Anonymous sources from “analog IC vendors” informed DigiTimes of the potential changes, including a redesign of chargers and related connections in its next-generation mobile devices. The report doesn’t specifically confirm a change from Lightning to USB-C will take place, but strongly suggests Apple is considering making the switch in the future.
This is not the first time rumors of a move from Lightning to USB Type-C has surfaced, as reports ahead of last year’s launch of the iPhone 8 and iPhone X advised it was a possibility. The iPhone 8, iPhone 8 Plus, and iPhone X were all equipped with Lightning ports at the time of launch.

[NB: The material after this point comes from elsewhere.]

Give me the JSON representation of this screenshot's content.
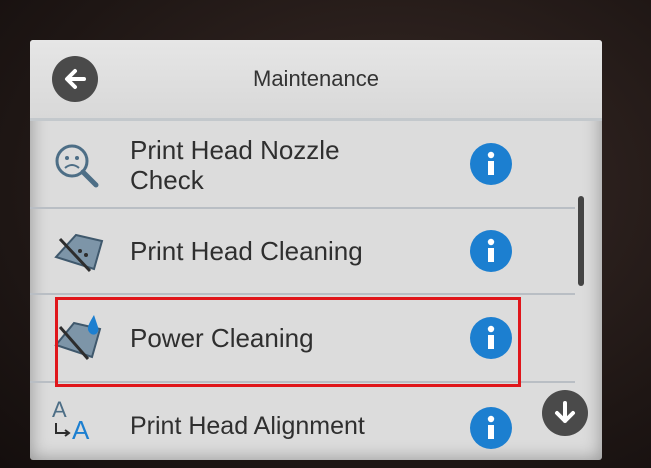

The report adds that other rumors suggest a replacement of the connector will take place during the 2018 iPhone refresh, but doubts this to be the case. Apple is claimed to be in the “redesign phase” of the 2018 models, a stage in preproduction that does not allow for major specification changes, with sources suggesting this pushes any switch to USB-C to the 2019 models.
While a number of Android smartphones are already using USB Type-C instead of microUSB, the report sources suggest Apple’s adoption of the port will prompt other manufacturers to do the same. The sources cite a claim that Apple’s use of USB Type-C in the MacBook lines has encouraged other notebook producers to use the technology in their own releases.
For the moment, Apple does not have a major incentive to move to a USB Type-C connection for the iPhone. While USB-C offers fast-charging capabilities, iPhone X and iPhone 8 users are able to take advantage of this technology by using a USB-C-to-Lightning cable with a 30-watt USB-C power adapter.
A rumor from May suggests Apple is already looking to provide iPhone users an 18-watt USB-C charger, which would enable users to enjoy fast charging straight away, without needing to buy the cable and a suitable charger separately. If true, this would be a major step towards adding USB-C to the iPhone itself.
If Apple does make the change to USB-C, it would have a considerable impact on peripheral and accessory producers, forcing them to redesign their products to accommodate the connection, and to find ways to adapt their existing offerings.